Records for processing START

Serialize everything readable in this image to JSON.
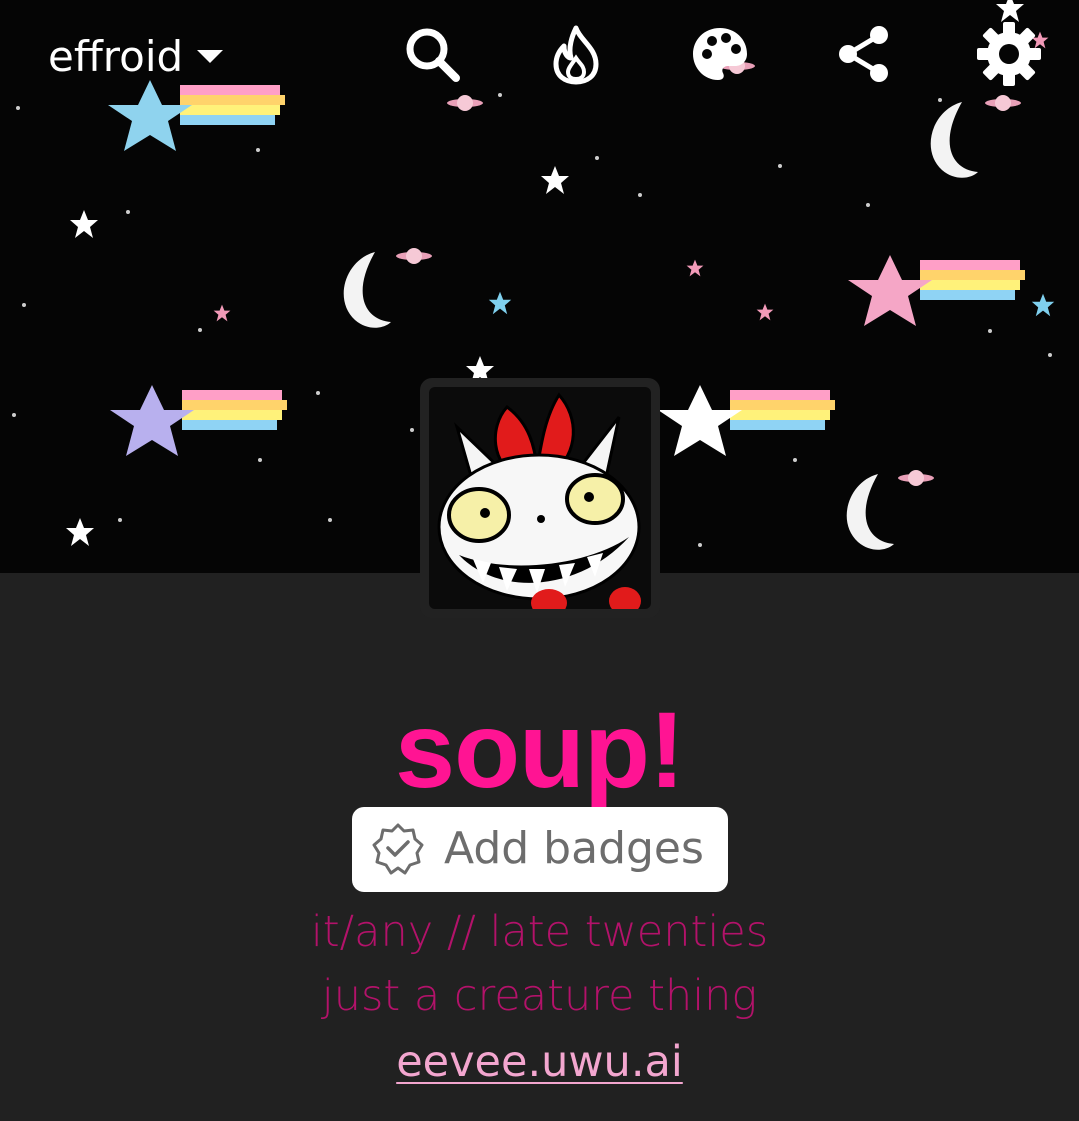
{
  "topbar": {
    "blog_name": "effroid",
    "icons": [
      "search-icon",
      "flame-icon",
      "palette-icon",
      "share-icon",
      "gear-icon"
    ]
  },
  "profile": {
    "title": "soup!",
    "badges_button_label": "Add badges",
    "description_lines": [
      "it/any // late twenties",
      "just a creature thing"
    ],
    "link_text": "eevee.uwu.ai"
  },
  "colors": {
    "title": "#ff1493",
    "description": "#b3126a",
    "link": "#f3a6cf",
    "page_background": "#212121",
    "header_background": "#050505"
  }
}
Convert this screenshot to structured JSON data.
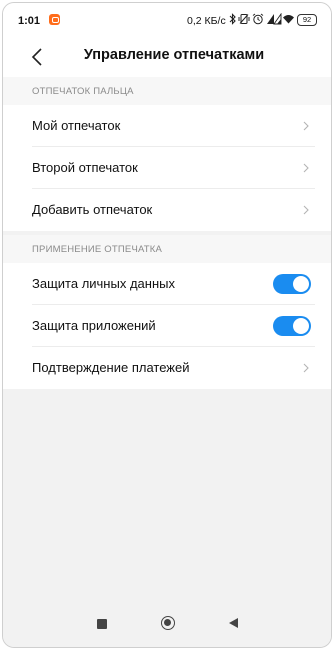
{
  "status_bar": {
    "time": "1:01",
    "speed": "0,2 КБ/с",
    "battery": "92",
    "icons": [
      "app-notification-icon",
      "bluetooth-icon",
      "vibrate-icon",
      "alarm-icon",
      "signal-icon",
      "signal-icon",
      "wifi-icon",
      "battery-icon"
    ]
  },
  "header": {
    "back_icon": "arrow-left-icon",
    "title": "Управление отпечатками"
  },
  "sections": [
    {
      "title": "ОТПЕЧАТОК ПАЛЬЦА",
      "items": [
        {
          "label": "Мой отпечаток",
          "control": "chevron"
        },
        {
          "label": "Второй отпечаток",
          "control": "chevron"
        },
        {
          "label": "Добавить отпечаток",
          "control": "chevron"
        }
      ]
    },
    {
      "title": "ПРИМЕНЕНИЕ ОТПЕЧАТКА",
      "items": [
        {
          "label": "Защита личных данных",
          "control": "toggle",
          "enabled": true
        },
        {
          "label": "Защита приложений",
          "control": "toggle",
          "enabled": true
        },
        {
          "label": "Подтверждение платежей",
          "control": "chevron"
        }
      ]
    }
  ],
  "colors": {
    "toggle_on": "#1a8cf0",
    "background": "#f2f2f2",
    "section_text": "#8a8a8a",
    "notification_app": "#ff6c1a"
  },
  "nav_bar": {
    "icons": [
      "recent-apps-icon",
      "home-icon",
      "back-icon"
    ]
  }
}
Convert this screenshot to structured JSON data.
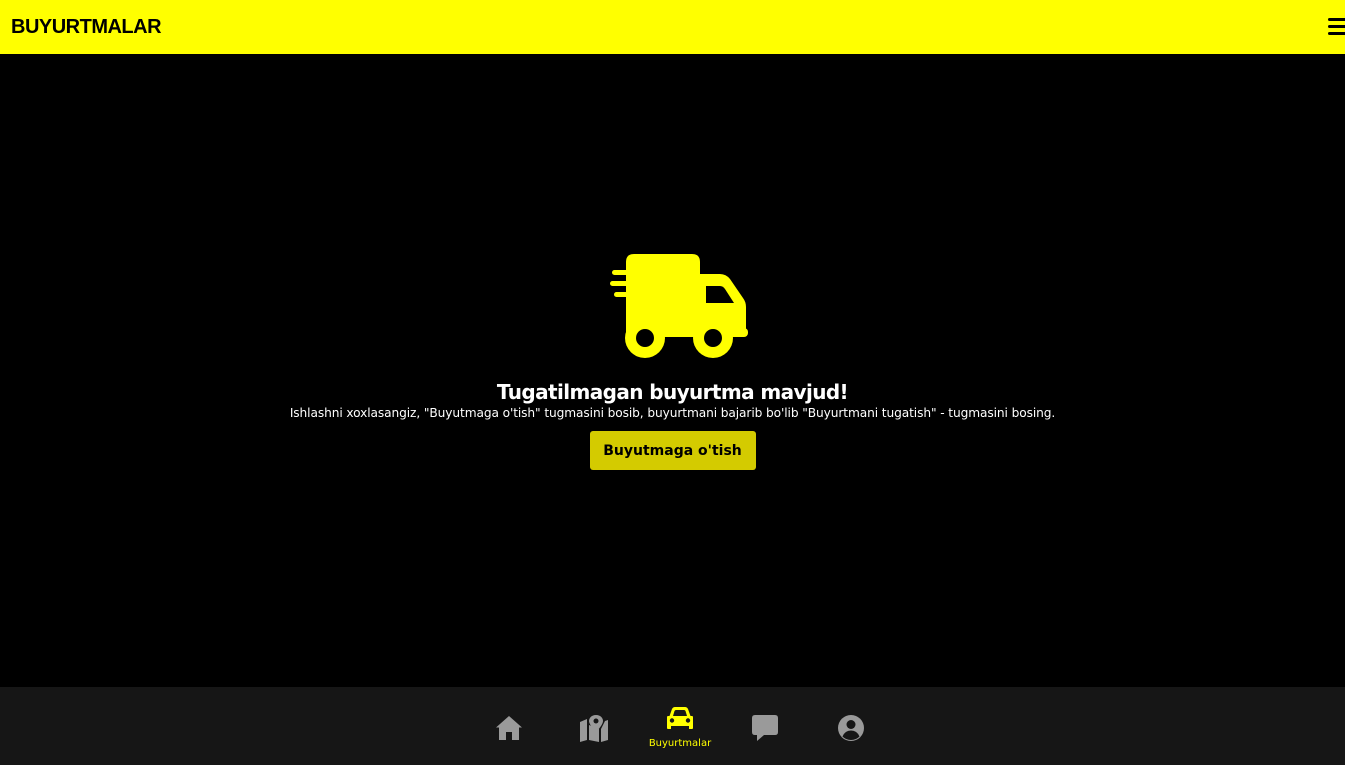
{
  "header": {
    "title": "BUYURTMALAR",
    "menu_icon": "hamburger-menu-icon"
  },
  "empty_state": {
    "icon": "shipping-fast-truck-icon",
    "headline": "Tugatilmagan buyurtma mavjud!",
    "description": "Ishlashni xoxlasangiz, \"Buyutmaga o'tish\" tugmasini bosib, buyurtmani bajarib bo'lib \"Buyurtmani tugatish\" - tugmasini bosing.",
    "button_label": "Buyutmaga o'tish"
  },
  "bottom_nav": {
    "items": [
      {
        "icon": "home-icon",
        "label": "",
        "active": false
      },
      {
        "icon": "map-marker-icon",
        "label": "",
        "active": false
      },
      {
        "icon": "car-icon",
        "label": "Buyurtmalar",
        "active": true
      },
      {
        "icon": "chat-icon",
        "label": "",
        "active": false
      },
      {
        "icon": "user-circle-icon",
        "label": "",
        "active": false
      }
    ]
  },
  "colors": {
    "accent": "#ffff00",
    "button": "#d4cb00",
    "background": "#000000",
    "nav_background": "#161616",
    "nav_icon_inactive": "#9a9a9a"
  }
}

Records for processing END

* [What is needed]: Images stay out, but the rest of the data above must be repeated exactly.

* [Exercise response]:
Serialize everything readable in this image to JSON.
{
  "topbar": {
    "blog_name": "effroid",
    "icons": [
      "search-icon",
      "flame-icon",
      "palette-icon",
      "share-icon",
      "gear-icon"
    ]
  },
  "profile": {
    "title": "soup!",
    "badges_button_label": "Add badges",
    "description_lines": [
      "it/any // late twenties",
      "just a creature thing"
    ],
    "link_text": "eevee.uwu.ai"
  },
  "colors": {
    "title": "#ff1493",
    "description": "#b3126a",
    "link": "#f3a6cf",
    "page_background": "#212121",
    "header_background": "#050505"
  }
}
Convert this screenshot to structured JSON data.
{
  "status_bar": {
    "time": "1:01",
    "speed": "0,2 КБ/с",
    "battery": "92",
    "icons": [
      "app-notification-icon",
      "bluetooth-icon",
      "vibrate-icon",
      "alarm-icon",
      "signal-icon",
      "signal-icon",
      "wifi-icon",
      "battery-icon"
    ]
  },
  "header": {
    "back_icon": "arrow-left-icon",
    "title": "Управление отпечатками"
  },
  "sections": [
    {
      "title": "ОТПЕЧАТОК ПАЛЬЦА",
      "items": [
        {
          "label": "Мой отпечаток",
          "control": "chevron"
        },
        {
          "label": "Второй отпечаток",
          "control": "chevron"
        },
        {
          "label": "Добавить отпечаток",
          "control": "chevron"
        }
      ]
    },
    {
      "title": "ПРИМЕНЕНИЕ ОТПЕЧАТКА",
      "items": [
        {
          "label": "Защита личных данных",
          "control": "toggle",
          "enabled": true
        },
        {
          "label": "Защита приложений",
          "control": "toggle",
          "enabled": true
        },
        {
          "label": "Подтверждение платежей",
          "control": "chevron"
        }
      ]
    }
  ],
  "colors": {
    "toggle_on": "#1a8cf0",
    "background": "#f2f2f2",
    "section_text": "#8a8a8a",
    "notification_app": "#ff6c1a"
  },
  "nav_bar": {
    "icons": [
      "recent-apps-icon",
      "home-icon",
      "back-icon"
    ]
  }
}
Convert this screenshot to structured JSON data.
{
  "header": {
    "title": "BUYURTMALAR",
    "menu_icon": "hamburger-menu-icon"
  },
  "empty_state": {
    "icon": "shipping-fast-truck-icon",
    "headline": "Tugatilmagan buyurtma mavjud!",
    "description": "Ishlashni xoxlasangiz, \"Buyutmaga o'tish\" tugmasini bosib, buyurtmani bajarib bo'lib \"Buyurtmani tugatish\" - tugmasini bosing.",
    "button_label": "Buyutmaga o'tish"
  },
  "bottom_nav": {
    "items": [
      {
        "icon": "home-icon",
        "label": "",
        "active": false
      },
      {
        "icon": "map-marker-icon",
        "label": "",
        "active": false
      },
      {
        "icon": "car-icon",
        "label": "Buyurtmalar",
        "active": true
      },
      {
        "icon": "chat-icon",
        "label": "",
        "active": false
      },
      {
        "icon": "user-circle-icon",
        "label": "",
        "active": false
      }
    ]
  },
  "colors": {
    "accent": "#ffff00",
    "button": "#d4cb00",
    "background": "#000000",
    "nav_background": "#161616",
    "nav_icon_inactive": "#9a9a9a"
  }
}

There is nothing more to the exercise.